When “focus harder” doesn’t work (does it ever?), I have to turn down the noise. One area of my life that used to be a major source of noise and distraction was my digital life. I literally remember taking my laptop everywhere I went to squeeze in a few more e-mails, listening to news radio in the car to make sure I was “up to date”, and mindlessly scrolling Facebook under a blanket as I rubbed my daughter’s back to help her get to sleep. These habits didn’t increase my productivity or happiness, but they did increase my stress levels. When I took control of my digital life in a very intentional way, I was embracing what is now known as digital minimalism.
Having practiced digital minimalism for years now, I know it’s a key component to thriving at work. A digital minimalist is one who focuses their attention on only using technology that adds value to their lives.
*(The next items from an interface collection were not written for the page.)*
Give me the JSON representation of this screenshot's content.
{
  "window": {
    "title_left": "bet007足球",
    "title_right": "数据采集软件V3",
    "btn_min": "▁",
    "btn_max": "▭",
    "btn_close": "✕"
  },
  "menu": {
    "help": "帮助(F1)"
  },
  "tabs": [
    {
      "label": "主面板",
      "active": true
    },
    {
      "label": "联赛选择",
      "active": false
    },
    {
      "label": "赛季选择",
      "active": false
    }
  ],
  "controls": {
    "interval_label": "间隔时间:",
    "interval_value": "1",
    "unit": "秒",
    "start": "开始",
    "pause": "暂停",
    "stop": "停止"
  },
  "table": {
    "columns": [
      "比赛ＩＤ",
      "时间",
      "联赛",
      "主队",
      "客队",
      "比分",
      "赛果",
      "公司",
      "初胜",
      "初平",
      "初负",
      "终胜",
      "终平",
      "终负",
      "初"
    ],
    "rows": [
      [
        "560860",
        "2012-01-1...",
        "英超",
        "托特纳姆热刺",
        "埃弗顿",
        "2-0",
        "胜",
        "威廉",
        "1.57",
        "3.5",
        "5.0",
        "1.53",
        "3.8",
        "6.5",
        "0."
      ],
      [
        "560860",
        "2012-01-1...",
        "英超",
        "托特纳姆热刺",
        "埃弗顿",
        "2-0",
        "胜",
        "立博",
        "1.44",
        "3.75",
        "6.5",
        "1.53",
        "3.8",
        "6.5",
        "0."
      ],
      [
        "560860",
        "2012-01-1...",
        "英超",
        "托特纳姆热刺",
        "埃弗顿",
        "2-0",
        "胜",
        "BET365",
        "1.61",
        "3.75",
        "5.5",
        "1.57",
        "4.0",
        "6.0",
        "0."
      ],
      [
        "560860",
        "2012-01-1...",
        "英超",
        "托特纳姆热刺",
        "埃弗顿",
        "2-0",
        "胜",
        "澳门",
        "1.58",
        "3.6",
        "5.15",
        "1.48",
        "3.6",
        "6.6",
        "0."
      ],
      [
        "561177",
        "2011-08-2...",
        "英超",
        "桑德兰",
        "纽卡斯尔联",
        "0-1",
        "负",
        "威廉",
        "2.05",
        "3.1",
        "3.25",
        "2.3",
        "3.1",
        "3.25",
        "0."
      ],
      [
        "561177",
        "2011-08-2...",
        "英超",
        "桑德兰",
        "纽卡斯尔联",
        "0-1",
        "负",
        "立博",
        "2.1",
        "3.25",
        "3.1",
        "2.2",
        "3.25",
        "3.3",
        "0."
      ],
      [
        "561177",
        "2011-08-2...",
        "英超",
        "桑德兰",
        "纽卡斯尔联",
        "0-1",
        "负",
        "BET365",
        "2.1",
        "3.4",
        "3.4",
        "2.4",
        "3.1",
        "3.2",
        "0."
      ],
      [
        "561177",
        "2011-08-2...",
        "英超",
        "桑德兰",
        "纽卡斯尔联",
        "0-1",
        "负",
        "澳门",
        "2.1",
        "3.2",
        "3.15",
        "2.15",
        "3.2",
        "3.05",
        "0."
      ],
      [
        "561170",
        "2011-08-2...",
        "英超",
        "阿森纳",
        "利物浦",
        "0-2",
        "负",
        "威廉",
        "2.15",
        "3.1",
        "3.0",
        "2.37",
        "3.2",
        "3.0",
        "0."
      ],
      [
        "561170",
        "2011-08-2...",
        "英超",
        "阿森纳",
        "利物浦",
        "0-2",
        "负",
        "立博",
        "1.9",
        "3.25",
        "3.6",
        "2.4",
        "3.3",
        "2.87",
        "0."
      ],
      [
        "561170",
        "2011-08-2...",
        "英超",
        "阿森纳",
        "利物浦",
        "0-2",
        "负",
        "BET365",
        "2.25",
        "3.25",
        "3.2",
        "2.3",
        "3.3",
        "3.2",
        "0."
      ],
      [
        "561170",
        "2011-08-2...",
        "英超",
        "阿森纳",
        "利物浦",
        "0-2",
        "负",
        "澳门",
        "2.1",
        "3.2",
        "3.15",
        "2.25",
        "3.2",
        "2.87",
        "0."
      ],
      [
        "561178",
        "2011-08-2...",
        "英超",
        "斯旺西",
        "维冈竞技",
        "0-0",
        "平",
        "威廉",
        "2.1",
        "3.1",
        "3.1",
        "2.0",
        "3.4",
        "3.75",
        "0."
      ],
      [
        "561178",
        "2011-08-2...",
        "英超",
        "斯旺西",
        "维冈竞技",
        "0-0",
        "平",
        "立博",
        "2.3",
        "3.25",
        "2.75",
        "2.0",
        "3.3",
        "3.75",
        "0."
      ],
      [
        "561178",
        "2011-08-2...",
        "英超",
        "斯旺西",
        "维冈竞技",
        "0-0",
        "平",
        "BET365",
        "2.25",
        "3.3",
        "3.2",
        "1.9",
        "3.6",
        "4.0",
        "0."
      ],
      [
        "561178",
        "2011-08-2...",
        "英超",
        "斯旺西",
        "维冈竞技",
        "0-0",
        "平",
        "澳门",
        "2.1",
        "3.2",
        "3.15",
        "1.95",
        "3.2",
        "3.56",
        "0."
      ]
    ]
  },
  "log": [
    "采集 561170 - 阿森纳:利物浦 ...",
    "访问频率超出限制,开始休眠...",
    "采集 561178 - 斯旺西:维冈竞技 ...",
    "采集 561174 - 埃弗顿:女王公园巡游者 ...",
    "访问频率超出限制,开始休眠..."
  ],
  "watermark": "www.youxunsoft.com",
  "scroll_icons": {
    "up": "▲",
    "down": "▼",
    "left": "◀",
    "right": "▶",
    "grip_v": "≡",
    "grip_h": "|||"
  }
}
It’s about clearing the noise generated by devices, apps, feeds, and pings that can overwhelm us. It’s not going off the technology grid. It’s refining my digital footprint down to the important few tools that bring joy, value, and ease to my life.
Interested? Here’s are 5 key traits of a digital minimalist that I practice.
- My phone is used for a purpose when it is touched. It isn’t checked unless I intend to respond or take action. It is a tool that connects me to people, entertainment, and information on my schedule. It doesn’t draw me in with alerts and push notification that I did not request.
- My social networks are limited to people I know and would want to spend a Saturday night with should they call. Or in the case of LinkedIn, people I would make time to have (virtual) coffee with or would help in a job search.
- I treat my inbox as a collection place for new messages, a place to be checked when I actually intend to answer e-mails. Imagine running to the physical mailbox every few minutes to see what someone has dropped off? Or even standing by it as you try and create a power point deck? It’s easy to say that’s a poor use of your energy. Yet, we pride ourselves as being “responsive” when we live with our inbox open in the background, switching out of tasks the moment something new comes in. What’s actually happening is we’re depriving ourselves of deep thinking needed to complete complex projects we are paid take on at work.
- I turned off the news feeds. Digital news isn’t like the old daily papers that could be picked up in our leisure. Instead, digital news can be forceful, loud, and biased. Digital minimalists take control of their news sources and limit ruthlessly. I’ve been actively filtering the news from my life for three years. Yet, I know who wins elections, I know when major events rock our world, and I know when my favorite authors release a new book. Have I missed anything? Yes, and that’s the point. For instance, I JUST found out Angelina and Brad got divorced. Sad news, but not necessary or helpful.
- I “shut down” at the end of the day. I go through a routine of closing my laptop, then use my phone or desktop computer for any further tech needs. Then, about an hour prior to bedtime, my phone goes upstairs for the night. Does this always work? No, but if I do need to reengage with the outside world, I’m doing so intentionally and not just out of habit or fear of missing out. If I keep the tech going all the way till bedtime, I don’t sleep well. And if I don’t sleep well, I don’t perform well the next day. I owe it to family, my colleagues, and myself to do everything possible to get sound sleep so I can greet each new day with energy and drive to care for others and get things done.
Is this sounding good, but you don’t know where to start? You can try one of these practices each month OR if you’re still not sure, check out my post on disabling e-mail notifications and getting more time for real work.